What is needed is an exact copy of the entries below, from the line that contains "Extract the structured" through the final line, both included, and nothing else.

Dataset records
--------------------------------------------------

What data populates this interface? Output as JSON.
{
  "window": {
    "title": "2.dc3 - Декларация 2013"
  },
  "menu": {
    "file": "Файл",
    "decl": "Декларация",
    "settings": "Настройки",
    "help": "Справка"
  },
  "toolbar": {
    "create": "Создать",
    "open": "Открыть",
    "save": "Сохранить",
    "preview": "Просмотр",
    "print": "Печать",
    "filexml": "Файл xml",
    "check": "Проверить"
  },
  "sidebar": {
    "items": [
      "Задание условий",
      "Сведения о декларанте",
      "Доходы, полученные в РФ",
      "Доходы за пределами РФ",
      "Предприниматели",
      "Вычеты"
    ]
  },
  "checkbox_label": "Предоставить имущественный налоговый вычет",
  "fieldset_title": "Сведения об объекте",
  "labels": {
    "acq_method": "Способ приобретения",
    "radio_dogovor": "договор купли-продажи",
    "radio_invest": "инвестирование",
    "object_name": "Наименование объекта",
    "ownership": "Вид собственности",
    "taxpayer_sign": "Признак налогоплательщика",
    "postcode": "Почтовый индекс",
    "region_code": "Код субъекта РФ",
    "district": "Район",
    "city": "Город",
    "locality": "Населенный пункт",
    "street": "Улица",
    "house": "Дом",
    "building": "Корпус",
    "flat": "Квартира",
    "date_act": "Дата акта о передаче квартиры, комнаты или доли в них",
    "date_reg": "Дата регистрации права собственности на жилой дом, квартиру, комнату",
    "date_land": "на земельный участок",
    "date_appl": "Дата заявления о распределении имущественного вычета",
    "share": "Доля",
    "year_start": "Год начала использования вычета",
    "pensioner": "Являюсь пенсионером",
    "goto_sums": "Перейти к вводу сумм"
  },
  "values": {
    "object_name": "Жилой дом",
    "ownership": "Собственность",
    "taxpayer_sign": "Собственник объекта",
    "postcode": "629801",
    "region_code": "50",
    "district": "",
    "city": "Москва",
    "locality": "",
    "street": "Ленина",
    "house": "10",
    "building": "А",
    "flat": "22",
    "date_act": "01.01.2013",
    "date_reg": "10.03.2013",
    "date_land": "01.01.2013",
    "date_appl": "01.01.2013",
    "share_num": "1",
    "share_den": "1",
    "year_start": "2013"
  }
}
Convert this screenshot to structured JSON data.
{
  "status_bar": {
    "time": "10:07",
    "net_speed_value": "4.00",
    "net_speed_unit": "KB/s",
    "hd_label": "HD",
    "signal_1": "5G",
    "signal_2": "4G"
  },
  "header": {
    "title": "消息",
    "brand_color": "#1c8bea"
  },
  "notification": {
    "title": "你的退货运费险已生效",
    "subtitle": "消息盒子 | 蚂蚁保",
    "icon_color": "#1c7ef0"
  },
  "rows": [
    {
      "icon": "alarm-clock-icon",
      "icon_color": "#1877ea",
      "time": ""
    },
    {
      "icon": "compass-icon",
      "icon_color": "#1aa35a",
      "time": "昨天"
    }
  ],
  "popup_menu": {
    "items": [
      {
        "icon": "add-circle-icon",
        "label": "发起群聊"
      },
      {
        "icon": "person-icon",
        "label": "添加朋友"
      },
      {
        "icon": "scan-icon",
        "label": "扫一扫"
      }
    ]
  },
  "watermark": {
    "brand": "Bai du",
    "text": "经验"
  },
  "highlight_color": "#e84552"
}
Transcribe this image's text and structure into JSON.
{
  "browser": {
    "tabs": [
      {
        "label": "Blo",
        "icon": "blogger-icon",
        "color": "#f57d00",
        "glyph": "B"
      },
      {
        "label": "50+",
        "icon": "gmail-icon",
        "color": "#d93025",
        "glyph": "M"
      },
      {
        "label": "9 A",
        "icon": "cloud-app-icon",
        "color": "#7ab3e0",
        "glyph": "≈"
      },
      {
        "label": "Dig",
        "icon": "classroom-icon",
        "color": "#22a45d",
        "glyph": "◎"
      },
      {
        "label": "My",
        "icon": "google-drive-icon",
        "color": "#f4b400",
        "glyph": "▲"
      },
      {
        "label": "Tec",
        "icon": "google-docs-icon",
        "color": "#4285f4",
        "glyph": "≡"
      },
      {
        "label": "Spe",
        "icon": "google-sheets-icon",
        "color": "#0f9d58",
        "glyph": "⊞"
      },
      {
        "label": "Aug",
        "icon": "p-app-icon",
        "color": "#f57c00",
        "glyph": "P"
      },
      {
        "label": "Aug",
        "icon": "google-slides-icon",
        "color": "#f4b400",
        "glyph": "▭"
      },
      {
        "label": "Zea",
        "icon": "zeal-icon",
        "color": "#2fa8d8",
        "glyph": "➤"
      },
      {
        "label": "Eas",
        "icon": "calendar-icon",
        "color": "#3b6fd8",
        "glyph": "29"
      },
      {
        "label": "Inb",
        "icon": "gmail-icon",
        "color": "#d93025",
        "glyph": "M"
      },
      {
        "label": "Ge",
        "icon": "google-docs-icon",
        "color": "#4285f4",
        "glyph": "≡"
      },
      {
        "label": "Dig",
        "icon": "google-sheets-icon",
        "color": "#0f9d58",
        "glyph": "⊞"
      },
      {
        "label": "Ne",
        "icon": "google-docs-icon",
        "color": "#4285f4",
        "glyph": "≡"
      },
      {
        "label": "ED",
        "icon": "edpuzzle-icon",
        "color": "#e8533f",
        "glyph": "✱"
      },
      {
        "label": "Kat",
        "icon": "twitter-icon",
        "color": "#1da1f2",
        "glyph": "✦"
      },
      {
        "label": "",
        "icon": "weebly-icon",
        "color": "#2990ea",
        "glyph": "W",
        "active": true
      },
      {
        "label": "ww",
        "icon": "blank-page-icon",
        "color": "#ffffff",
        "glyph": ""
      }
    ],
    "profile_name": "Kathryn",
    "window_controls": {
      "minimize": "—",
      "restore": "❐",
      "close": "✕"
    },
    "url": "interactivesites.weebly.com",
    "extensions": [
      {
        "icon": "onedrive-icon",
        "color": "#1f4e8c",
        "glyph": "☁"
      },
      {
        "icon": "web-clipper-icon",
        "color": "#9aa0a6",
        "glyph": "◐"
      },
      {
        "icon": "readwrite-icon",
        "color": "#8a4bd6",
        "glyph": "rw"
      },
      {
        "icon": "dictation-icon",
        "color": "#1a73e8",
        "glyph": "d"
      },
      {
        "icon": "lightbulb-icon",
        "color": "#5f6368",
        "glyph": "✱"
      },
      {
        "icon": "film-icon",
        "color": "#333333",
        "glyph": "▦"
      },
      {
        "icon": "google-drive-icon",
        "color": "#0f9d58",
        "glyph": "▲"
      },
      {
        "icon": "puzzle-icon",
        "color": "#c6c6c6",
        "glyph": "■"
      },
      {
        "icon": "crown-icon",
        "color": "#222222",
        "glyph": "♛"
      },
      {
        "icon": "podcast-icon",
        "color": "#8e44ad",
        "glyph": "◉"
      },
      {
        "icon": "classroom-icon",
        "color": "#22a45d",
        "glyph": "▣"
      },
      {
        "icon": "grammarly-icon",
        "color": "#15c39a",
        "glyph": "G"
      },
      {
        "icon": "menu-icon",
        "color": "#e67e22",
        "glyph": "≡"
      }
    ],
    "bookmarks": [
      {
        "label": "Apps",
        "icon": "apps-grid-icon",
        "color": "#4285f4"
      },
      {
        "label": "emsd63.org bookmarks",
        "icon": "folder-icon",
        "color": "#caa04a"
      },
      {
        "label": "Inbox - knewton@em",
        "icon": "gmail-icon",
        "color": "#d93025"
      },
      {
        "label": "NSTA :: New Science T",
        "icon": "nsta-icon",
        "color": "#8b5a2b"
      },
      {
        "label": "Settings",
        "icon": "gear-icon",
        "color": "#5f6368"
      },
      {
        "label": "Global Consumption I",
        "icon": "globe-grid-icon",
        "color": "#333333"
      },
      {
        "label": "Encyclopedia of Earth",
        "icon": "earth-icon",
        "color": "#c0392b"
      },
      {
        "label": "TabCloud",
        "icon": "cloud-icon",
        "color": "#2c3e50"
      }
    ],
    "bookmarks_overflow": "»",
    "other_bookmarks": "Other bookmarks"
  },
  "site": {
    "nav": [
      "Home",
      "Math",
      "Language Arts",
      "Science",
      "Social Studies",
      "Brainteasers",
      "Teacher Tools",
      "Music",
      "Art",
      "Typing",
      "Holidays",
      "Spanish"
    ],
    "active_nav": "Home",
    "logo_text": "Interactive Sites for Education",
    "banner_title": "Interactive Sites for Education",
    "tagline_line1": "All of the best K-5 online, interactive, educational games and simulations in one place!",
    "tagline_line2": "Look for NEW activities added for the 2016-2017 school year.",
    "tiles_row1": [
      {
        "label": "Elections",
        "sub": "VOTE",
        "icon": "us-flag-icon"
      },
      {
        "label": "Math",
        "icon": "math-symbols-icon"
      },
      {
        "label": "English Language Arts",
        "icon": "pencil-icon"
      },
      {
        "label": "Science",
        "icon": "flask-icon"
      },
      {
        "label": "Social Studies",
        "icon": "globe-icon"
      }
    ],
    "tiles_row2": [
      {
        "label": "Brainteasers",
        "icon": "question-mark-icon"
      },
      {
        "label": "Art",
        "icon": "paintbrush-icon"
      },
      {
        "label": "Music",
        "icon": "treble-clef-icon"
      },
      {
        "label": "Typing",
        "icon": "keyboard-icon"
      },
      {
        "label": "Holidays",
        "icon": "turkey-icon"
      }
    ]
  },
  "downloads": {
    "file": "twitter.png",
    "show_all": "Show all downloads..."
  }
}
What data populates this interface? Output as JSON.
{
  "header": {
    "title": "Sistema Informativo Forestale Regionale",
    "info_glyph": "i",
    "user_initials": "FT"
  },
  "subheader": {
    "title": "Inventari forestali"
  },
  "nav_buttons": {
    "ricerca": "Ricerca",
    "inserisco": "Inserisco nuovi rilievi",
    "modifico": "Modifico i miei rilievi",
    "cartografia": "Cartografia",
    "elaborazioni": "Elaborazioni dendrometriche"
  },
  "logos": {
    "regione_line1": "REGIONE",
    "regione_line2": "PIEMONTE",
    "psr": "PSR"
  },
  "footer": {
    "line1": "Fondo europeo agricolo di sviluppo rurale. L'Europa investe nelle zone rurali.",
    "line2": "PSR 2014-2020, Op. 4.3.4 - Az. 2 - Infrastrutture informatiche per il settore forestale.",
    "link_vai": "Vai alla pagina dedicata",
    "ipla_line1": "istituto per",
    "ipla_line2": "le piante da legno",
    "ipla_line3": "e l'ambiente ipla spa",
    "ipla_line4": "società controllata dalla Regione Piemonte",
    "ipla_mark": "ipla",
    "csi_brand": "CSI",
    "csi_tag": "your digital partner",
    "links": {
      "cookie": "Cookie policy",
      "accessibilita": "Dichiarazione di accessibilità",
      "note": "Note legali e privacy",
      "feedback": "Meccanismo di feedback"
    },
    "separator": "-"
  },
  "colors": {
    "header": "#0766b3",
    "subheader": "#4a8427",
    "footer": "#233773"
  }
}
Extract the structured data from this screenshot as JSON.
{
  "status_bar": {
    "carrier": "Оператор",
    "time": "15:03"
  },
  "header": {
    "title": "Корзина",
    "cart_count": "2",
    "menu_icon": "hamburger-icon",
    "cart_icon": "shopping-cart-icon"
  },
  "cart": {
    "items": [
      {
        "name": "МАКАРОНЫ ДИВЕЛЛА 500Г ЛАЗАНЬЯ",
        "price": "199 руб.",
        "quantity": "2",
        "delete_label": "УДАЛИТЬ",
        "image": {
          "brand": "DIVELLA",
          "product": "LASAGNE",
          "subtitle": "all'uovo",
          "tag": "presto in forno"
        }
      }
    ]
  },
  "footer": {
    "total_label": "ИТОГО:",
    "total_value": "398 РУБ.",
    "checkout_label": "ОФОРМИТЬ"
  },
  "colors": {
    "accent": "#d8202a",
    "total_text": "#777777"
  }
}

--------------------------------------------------

### Result of the task
Extract the structured data from this screenshot as JSON.
{
  "status_bar": {
    "carrier": "Оператор",
    "time": "15:03"
  },
  "header": {
    "title": "Корзина",
    "cart_count": "2",
    "menu_icon": "hamburger-icon",
    "cart_icon": "shopping-cart-icon"
  },
  "cart": {
    "items": [
      {
        "name": "МАКАРОНЫ ДИВЕЛЛА 500Г ЛАЗАНЬЯ",
        "price": "199 руб.",
        "quantity": "2",
        "delete_label": "УДАЛИТЬ",
        "image": {
          "brand": "DIVELLA",
          "product": "LASAGNE",
          "subtitle": "all'uovo",
          "tag": "presto in forno"
        }
      }
    ]
  },
  "footer": {
    "total_label": "ИТОГО:",
    "total_value": "398 РУБ.",
    "checkout_label": "ОФОРМИТЬ"
  },
  "colors": {
    "accent": "#d8202a",
    "total_text": "#777777"
  }
}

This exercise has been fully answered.